One of the most interesting, difficult and critical Bible texts related to end-times fascination is Daniel 9:24-27, the so-called ‘Seventy Weeks Prophecy’. Any belief in an Antichrist making a seven-year peace treaty with Israel and then breaking it to herald a Great Tribulation is derived almost exclusively from this passage. However, this is just one interpretation and there are actually others. It is naturally convenient to project difficult details onto unspecified future events, especially when these are imminent enough to heighten anxieties and pique curiosity (as well as to promote book sales!)

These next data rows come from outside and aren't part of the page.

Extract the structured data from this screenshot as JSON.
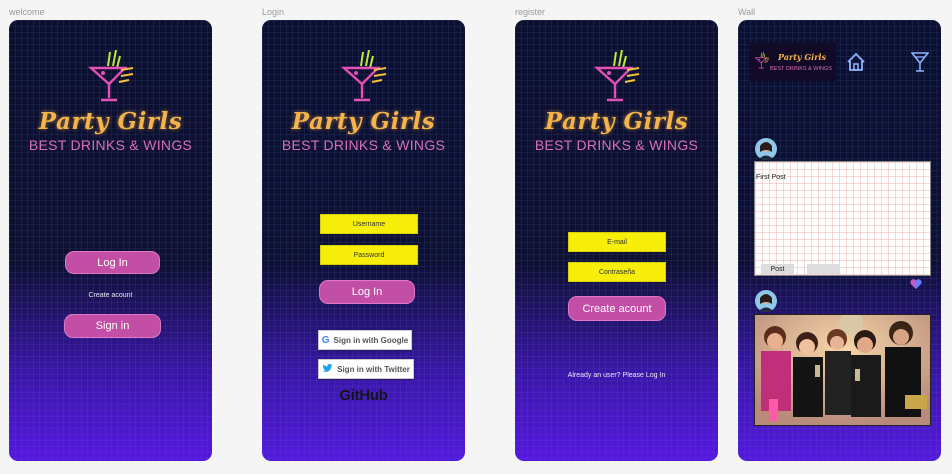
{
  "frames": {
    "welcome": {
      "label": "welcome",
      "brand": "Party Girls",
      "tagline": "BEST DRINKS & WINGS",
      "login_button": "Log In",
      "create_account_link": "Create acount",
      "signin_button": "Sign in"
    },
    "login": {
      "label": "Login",
      "brand": "Party Girls",
      "tagline": "BEST DRINKS & WINGS",
      "username_placeholder": "Username",
      "password_placeholder": "Password",
      "login_button": "Log In",
      "google_button": "Sign in with Google",
      "twitter_button": "Sign in with Twitter",
      "github_text": "GitHub"
    },
    "register": {
      "label": "register",
      "brand": "Party Girls",
      "tagline": "BEST DRINKS & WINGS",
      "email_placeholder": "E-mail",
      "password_placeholder": "Contraseña",
      "create_button": "Create acount",
      "already_user_link": "Already an user? Please Log In"
    },
    "wall": {
      "label": "Wall",
      "mini_brand": "Party Girls",
      "mini_tagline": "BEST DRINKS & WINGS",
      "post_text": "First Post",
      "post_button": "Post"
    }
  },
  "icons": {
    "home": "home-icon",
    "cocktail": "cocktail-icon",
    "heart": "heart-icon",
    "google": "google-g-icon",
    "twitter": "twitter-bird-icon"
  },
  "colors": {
    "accent_pink": "#c24ea6",
    "brand_gold": "#f4b44a",
    "tagline_pink": "#d86fb8",
    "input_yellow": "#f7ef09",
    "gradient_bottom": "#5618e0",
    "gradient_top": "#0c1030"
  }
}
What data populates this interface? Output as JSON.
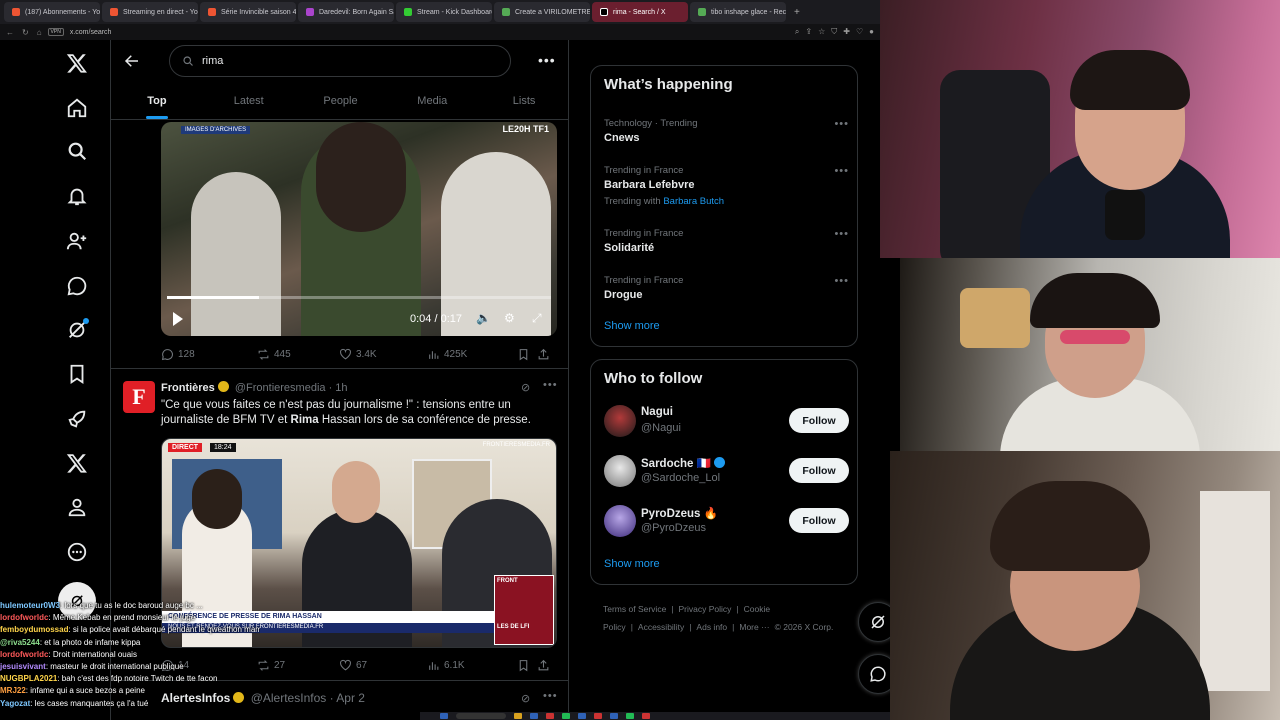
{
  "browser": {
    "tabs": [
      {
        "label": "(187) Abonnements - YouT",
        "color": "#e53"
      },
      {
        "label": "Streaming en direct - YouT",
        "color": "#e53"
      },
      {
        "label": "Série Invincible saison 4",
        "color": "#e53"
      },
      {
        "label": "Daredevil: Born Again Sai",
        "color": "#a4c"
      },
      {
        "label": "Stream - Kick Dashboard",
        "color": "#3c3"
      },
      {
        "label": "Create a VIRILOMETRE Tr",
        "color": "#5a5"
      },
      {
        "label": "rima - Search / X",
        "color": "#000"
      },
      {
        "label": "tibo inshape glace - Reche",
        "color": "#5a5"
      }
    ],
    "new_tab": "+",
    "url": "x.com/search",
    "vpn_label": "VPN"
  },
  "xnav": {
    "items": [
      "x-logo-icon",
      "home-icon",
      "explore-icon",
      "notifications-icon",
      "follow-icon",
      "chat-icon",
      "grok-icon",
      "bookmarks-icon",
      "jobs-icon",
      "x-premium-icon",
      "profile-icon",
      "more-icon"
    ]
  },
  "search": {
    "query": "rima",
    "more": "•••"
  },
  "tabs": [
    "Top",
    "Latest",
    "People",
    "Media",
    "Lists"
  ],
  "tweet1": {
    "video_tag_left": "IMAGES D'ARCHIVES",
    "video_tag_right": "LE20H TF1",
    "time": "0:04 / 0:17",
    "progress": 0.24,
    "replies": "128",
    "reposts": "445",
    "likes": "3.4K",
    "views": "425K"
  },
  "tweet2": {
    "avatar_letter": "F",
    "name": "Frontières",
    "handle": "@Frontieresmedia",
    "time": "· 1h",
    "text_part1": "\"Ce que vous faites ce n'est pas du journalisme !\" : tensions entre un journaliste de BFM TV et ",
    "text_bold": "Rima",
    "text_part2": " Hassan lors de sa conférence de presse.",
    "video_direct": "DIRECT",
    "video_clock": "18:24",
    "video_brand": "FRONTIERESMEDIA.FR",
    "video_lower": "CONFÉRENCE DE PRESSE DE RIMA HASSAN",
    "video_lower2": "NOUS ET RENDEZ-VOUS SUR FRONTIERESMEDIA.FR",
    "video_inset": "FRONT",
    "video_inset_bottom": "LES DE LFI",
    "replies": "14",
    "reposts": "27",
    "likes": "67",
    "views": "6.1K"
  },
  "tweet3": {
    "name": "AlertesInfos",
    "handle": "@AlertesInfos",
    "time": "· Apr 2"
  },
  "whats_happening": {
    "title": "What’s happening",
    "trends": [
      {
        "context": "Technology · Trending",
        "topic": "Cnews",
        "with": "",
        "with_link": ""
      },
      {
        "context": "Trending in France",
        "topic": "Barbara Lefebvre",
        "with": "Trending with ",
        "with_link": "Barbara Butch"
      },
      {
        "context": "Trending in France",
        "topic": "Solidarité",
        "with": "",
        "with_link": ""
      },
      {
        "context": "Trending in France",
        "topic": "Drogue",
        "with": "",
        "with_link": ""
      }
    ],
    "show_more": "Show more"
  },
  "who_to_follow": {
    "title": "Who to follow",
    "accounts": [
      {
        "name": "Nagui",
        "handle": "@Nagui",
        "badge": ""
      },
      {
        "name": "Sardoche 🇫🇷",
        "handle": "@Sardoche_Lol",
        "badge": "verified"
      },
      {
        "name": "PyroDzeus 🔥",
        "handle": "@PyroDzeus",
        "badge": ""
      }
    ],
    "follow_label": "Follow",
    "show_more": "Show more"
  },
  "footer": {
    "links": [
      "Terms of Service",
      "|",
      "Privacy Policy",
      "|",
      "Cookie Policy",
      "|",
      "Accessibility",
      "|",
      "Ads info",
      "|",
      "More ···",
      "© 2026 X Corp."
    ]
  },
  "chat": [
    {
      "user": "hulemoteur0W3",
      "color": "#7ec8ff",
      "msg": ": lors que tu as le doc baroud auge bc ..."
    },
    {
      "user": "lordofworldc",
      "color": "#ff5a5a",
      "msg": ": Même Kebab en prend monsieur le juge"
    },
    {
      "user": "femboydumossad",
      "color": "#ffd54a",
      "msg": ": si la police avait débarqué pendant le qweathon mamamamaa"
    },
    {
      "user": "@riva5244",
      "color": "#8fe08f",
      "msg": ": et la photo de infame kippa"
    },
    {
      "user": "lordofworldc",
      "color": "#ff5a5a",
      "msg": ": Droit international ouais"
    },
    {
      "user": "jesuisvivant",
      "color": "#b48cff",
      "msg": ": masteur le droit international publique"
    },
    {
      "user": "NUGBPLA2021",
      "color": "#ffd54a",
      "msg": ": bah c'est des fdp notoire Twitch de tte facon"
    },
    {
      "user": "MRJ22",
      "color": "#ff9f40",
      "msg": ": infame qui a suce bezos a peine"
    },
    {
      "user": "Yagozat",
      "color": "#7ec8ff",
      "msg": ": les cases manquantes ça l'a tué"
    }
  ],
  "taskbar": {
    "search_label": "Rechercher"
  }
}
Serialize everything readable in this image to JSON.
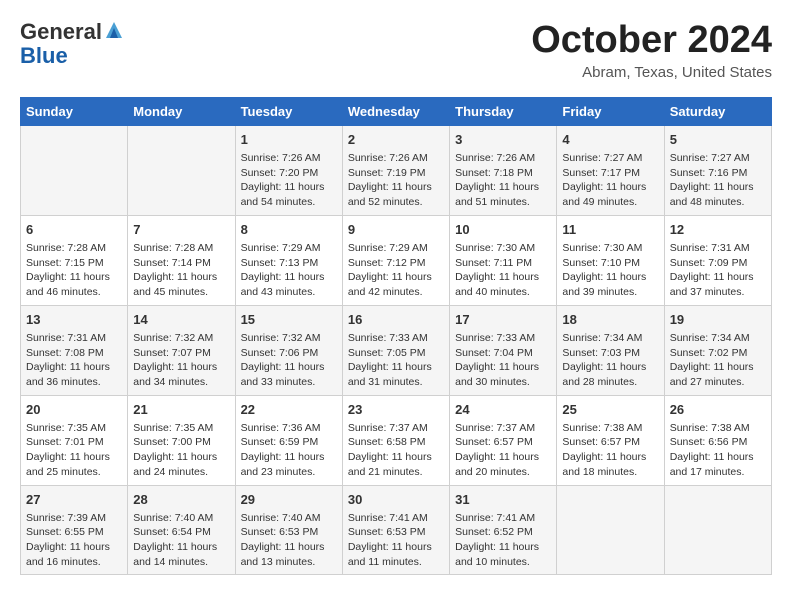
{
  "header": {
    "logo_general": "General",
    "logo_blue": "Blue",
    "month_title": "October 2024",
    "location": "Abram, Texas, United States"
  },
  "days_of_week": [
    "Sunday",
    "Monday",
    "Tuesday",
    "Wednesday",
    "Thursday",
    "Friday",
    "Saturday"
  ],
  "weeks": [
    [
      {
        "day": "",
        "content": ""
      },
      {
        "day": "",
        "content": ""
      },
      {
        "day": "1",
        "content": "Sunrise: 7:26 AM\nSunset: 7:20 PM\nDaylight: 11 hours and 54 minutes."
      },
      {
        "day": "2",
        "content": "Sunrise: 7:26 AM\nSunset: 7:19 PM\nDaylight: 11 hours and 52 minutes."
      },
      {
        "day": "3",
        "content": "Sunrise: 7:26 AM\nSunset: 7:18 PM\nDaylight: 11 hours and 51 minutes."
      },
      {
        "day": "4",
        "content": "Sunrise: 7:27 AM\nSunset: 7:17 PM\nDaylight: 11 hours and 49 minutes."
      },
      {
        "day": "5",
        "content": "Sunrise: 7:27 AM\nSunset: 7:16 PM\nDaylight: 11 hours and 48 minutes."
      }
    ],
    [
      {
        "day": "6",
        "content": "Sunrise: 7:28 AM\nSunset: 7:15 PM\nDaylight: 11 hours and 46 minutes."
      },
      {
        "day": "7",
        "content": "Sunrise: 7:28 AM\nSunset: 7:14 PM\nDaylight: 11 hours and 45 minutes."
      },
      {
        "day": "8",
        "content": "Sunrise: 7:29 AM\nSunset: 7:13 PM\nDaylight: 11 hours and 43 minutes."
      },
      {
        "day": "9",
        "content": "Sunrise: 7:29 AM\nSunset: 7:12 PM\nDaylight: 11 hours and 42 minutes."
      },
      {
        "day": "10",
        "content": "Sunrise: 7:30 AM\nSunset: 7:11 PM\nDaylight: 11 hours and 40 minutes."
      },
      {
        "day": "11",
        "content": "Sunrise: 7:30 AM\nSunset: 7:10 PM\nDaylight: 11 hours and 39 minutes."
      },
      {
        "day": "12",
        "content": "Sunrise: 7:31 AM\nSunset: 7:09 PM\nDaylight: 11 hours and 37 minutes."
      }
    ],
    [
      {
        "day": "13",
        "content": "Sunrise: 7:31 AM\nSunset: 7:08 PM\nDaylight: 11 hours and 36 minutes."
      },
      {
        "day": "14",
        "content": "Sunrise: 7:32 AM\nSunset: 7:07 PM\nDaylight: 11 hours and 34 minutes."
      },
      {
        "day": "15",
        "content": "Sunrise: 7:32 AM\nSunset: 7:06 PM\nDaylight: 11 hours and 33 minutes."
      },
      {
        "day": "16",
        "content": "Sunrise: 7:33 AM\nSunset: 7:05 PM\nDaylight: 11 hours and 31 minutes."
      },
      {
        "day": "17",
        "content": "Sunrise: 7:33 AM\nSunset: 7:04 PM\nDaylight: 11 hours and 30 minutes."
      },
      {
        "day": "18",
        "content": "Sunrise: 7:34 AM\nSunset: 7:03 PM\nDaylight: 11 hours and 28 minutes."
      },
      {
        "day": "19",
        "content": "Sunrise: 7:34 AM\nSunset: 7:02 PM\nDaylight: 11 hours and 27 minutes."
      }
    ],
    [
      {
        "day": "20",
        "content": "Sunrise: 7:35 AM\nSunset: 7:01 PM\nDaylight: 11 hours and 25 minutes."
      },
      {
        "day": "21",
        "content": "Sunrise: 7:35 AM\nSunset: 7:00 PM\nDaylight: 11 hours and 24 minutes."
      },
      {
        "day": "22",
        "content": "Sunrise: 7:36 AM\nSunset: 6:59 PM\nDaylight: 11 hours and 23 minutes."
      },
      {
        "day": "23",
        "content": "Sunrise: 7:37 AM\nSunset: 6:58 PM\nDaylight: 11 hours and 21 minutes."
      },
      {
        "day": "24",
        "content": "Sunrise: 7:37 AM\nSunset: 6:57 PM\nDaylight: 11 hours and 20 minutes."
      },
      {
        "day": "25",
        "content": "Sunrise: 7:38 AM\nSunset: 6:57 PM\nDaylight: 11 hours and 18 minutes."
      },
      {
        "day": "26",
        "content": "Sunrise: 7:38 AM\nSunset: 6:56 PM\nDaylight: 11 hours and 17 minutes."
      }
    ],
    [
      {
        "day": "27",
        "content": "Sunrise: 7:39 AM\nSunset: 6:55 PM\nDaylight: 11 hours and 16 minutes."
      },
      {
        "day": "28",
        "content": "Sunrise: 7:40 AM\nSunset: 6:54 PM\nDaylight: 11 hours and 14 minutes."
      },
      {
        "day": "29",
        "content": "Sunrise: 7:40 AM\nSunset: 6:53 PM\nDaylight: 11 hours and 13 minutes."
      },
      {
        "day": "30",
        "content": "Sunrise: 7:41 AM\nSunset: 6:53 PM\nDaylight: 11 hours and 11 minutes."
      },
      {
        "day": "31",
        "content": "Sunrise: 7:41 AM\nSunset: 6:52 PM\nDaylight: 11 hours and 10 minutes."
      },
      {
        "day": "",
        "content": ""
      },
      {
        "day": "",
        "content": ""
      }
    ]
  ]
}
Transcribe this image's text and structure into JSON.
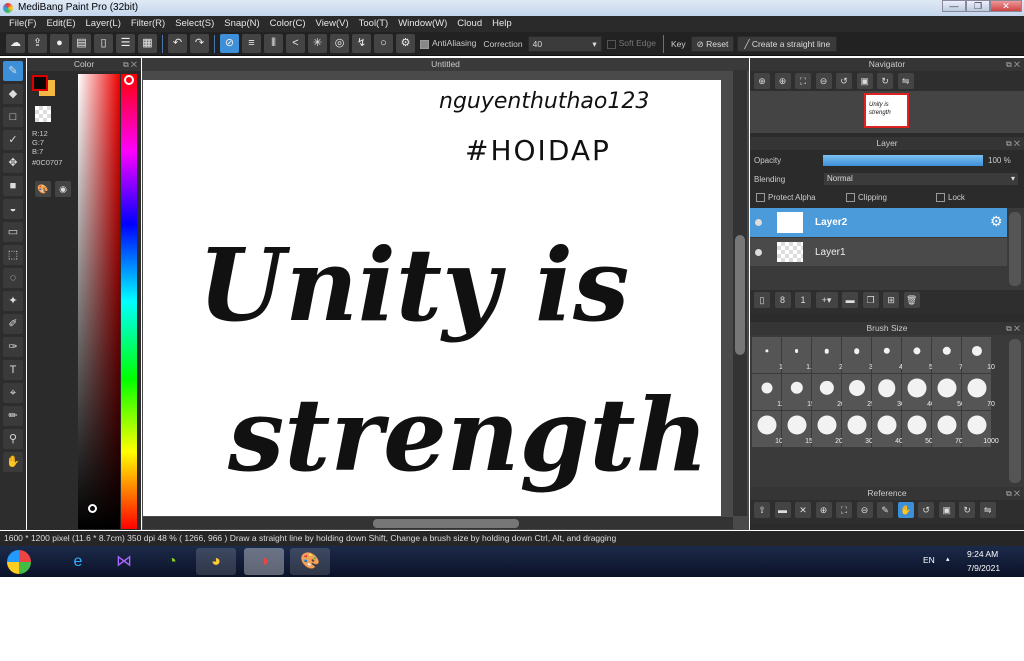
{
  "window": {
    "title": "MediBang Paint Pro (32bit)",
    "minimize": "—",
    "restore": "❐",
    "close": "✕"
  },
  "menu": [
    "File(F)",
    "Edit(E)",
    "Layer(L)",
    "Filter(R)",
    "Select(S)",
    "Snap(N)",
    "Color(C)",
    "View(V)",
    "Tool(T)",
    "Window(W)",
    "Cloud",
    "Help"
  ],
  "toolbar": {
    "antialiasing": "AntiAliasing",
    "correction_label": "Correction",
    "correction_value": "40",
    "soft_edge": "Soft Edge",
    "key": "Key",
    "reset": "Reset",
    "create_line": "Create a straight line"
  },
  "color": {
    "title": "Color",
    "r": "R:12",
    "g": "G:7",
    "b": "B:7",
    "hex": "#0C0707",
    "primary": "#0C0707",
    "secondary": "#f4b942"
  },
  "canvas": {
    "tab": "Untitled",
    "line1": "Unity is",
    "line2": "strength",
    "signature": "nguyenthuthao123",
    "hashtag": "#HOIDAP"
  },
  "navigator": {
    "title": "Navigator"
  },
  "layer": {
    "title": "Layer",
    "opacity_label": "Opacity",
    "opacity_value": "100 %",
    "opacity": 100,
    "blending_label": "Blending",
    "blending_value": "Normal",
    "protect_alpha": "Protect Alpha",
    "clipping": "Clipping",
    "lock": "Lock",
    "layers": [
      {
        "name": "Layer2",
        "selected": true
      },
      {
        "name": "Layer1",
        "selected": false
      }
    ]
  },
  "brush_size": {
    "title": "Brush Size",
    "sizes": [
      "1",
      "1.5",
      "2",
      "3",
      "4",
      "5",
      "7",
      "10",
      "12",
      "15",
      "20",
      "25",
      "30",
      "40",
      "50",
      "70",
      "100",
      "150",
      "200",
      "300",
      "400",
      "500",
      "700",
      "1000"
    ]
  },
  "reference": {
    "title": "Reference"
  },
  "status": {
    "text": "1600 * 1200 pixel  (11.6 * 8.7cm)  350 dpi  48 %  ( 1266, 966 )  Draw a straight line by holding down Shift, Change a brush size by holding down Ctrl, Alt, and dragging"
  },
  "taskbar": {
    "lang": "EN",
    "time": "9:24 AM",
    "date": "7/9/2021"
  }
}
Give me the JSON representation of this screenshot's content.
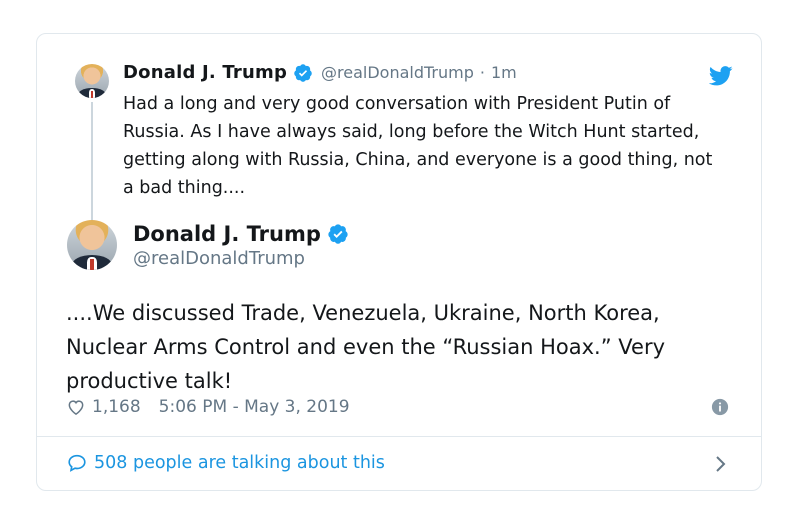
{
  "quoted_tweet": {
    "name": "Donald J. Trump",
    "handle": "@realDonaldTrump",
    "separator": "·",
    "time": "1m",
    "text": "Had a long and very good conversation with President Putin of Russia. As I have always said, long before the Witch Hunt started, getting along with Russia, China, and everyone is a good thing, not a bad thing....",
    "avatar_icon": "profile-photo",
    "platform_icon": "twitter-bird-icon"
  },
  "main_tweet": {
    "name": "Donald J. Trump",
    "handle": "@realDonaldTrump",
    "text": "....We discussed Trade, Venezuela, Ukraine, North Korea, Nuclear Arms Control and even the “Russian Hoax.” Very productive talk!",
    "likes": "1,168",
    "timestamp": "5:06 PM - May 3, 2019"
  },
  "footer": {
    "talking_text": "508 people are talking about this"
  },
  "colors": {
    "accent": "#1da1f2",
    "link": "#1b95e0",
    "muted": "#657786",
    "border": "#e1e8ed"
  }
}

Surely no-one can dogmatically assert the intent of any such passage, anyway, when it is fairly obscure. Perhaps it is possible that this is an intended literary device permitting it to apply to multiple scenarios and therefore to multiple generations. That idea could be a cop-out, though, so here’s one possible alternative view that has been harmonised with the biblical book of Revelation in a way that allows biblical prophecy to be more of a comment on the past than the future, even though it in no way detracts from the idea that Christ will return to Earth again.
The seventy weeks (or seventy sevens) represent seventy periods of seven years each, that is, 490 years. This application is seen in Leviticus 25:8. Also, Jeremiah 25:11 and 29:10 refer to a seventy year captivity, but project a full 490 years toward Christ’s redemption if accepting the idea of a seven-fold retribution for sin in accordance with Leviticus 26:18, as possibly hinted by Daniel 9:24. Some suggest that these are symbolic years, due to the prophetic nature of the book (a little like the Millennial ‘thousand’ of Revelation 20:1-6 being an imprecise and symbolic representation of a lengthy time – perhaps the church age). However, the specific nature of prophetic fulfilment in Daniel allows the 490 years to be a literal period.
In verse 25, Messiah is connected with the fulfilment explicitly, but there is a three-fold division of 49 years, 434 years and 7 years. These all date back to a command to rebuild Jerusalem which came with the 444 B.C. decree of Artaxerxes in Nehemiah 2:5-8, but this was an extension of an earlier decree in 457 B.C. So, 457 to 408 B.C. gives forty-nine years, possibly indicating the full completion of the building of Jerusalem and/or the close of the Old Testament canon. The separately-mentioned 434 years of verse 25 coincides with the silent intertestamental years until the inauguration of Jesus’s earthly ministry in A.D. 27 (noting that there is no year ‘0’). This makes Jesus around thirty years of age at the time, as required, placing His birth just before the 4 B.C. death of Herod in His infancy, as suggested by Matthew 2. This all gives a not un-Daniel-like piece of prophetic precision.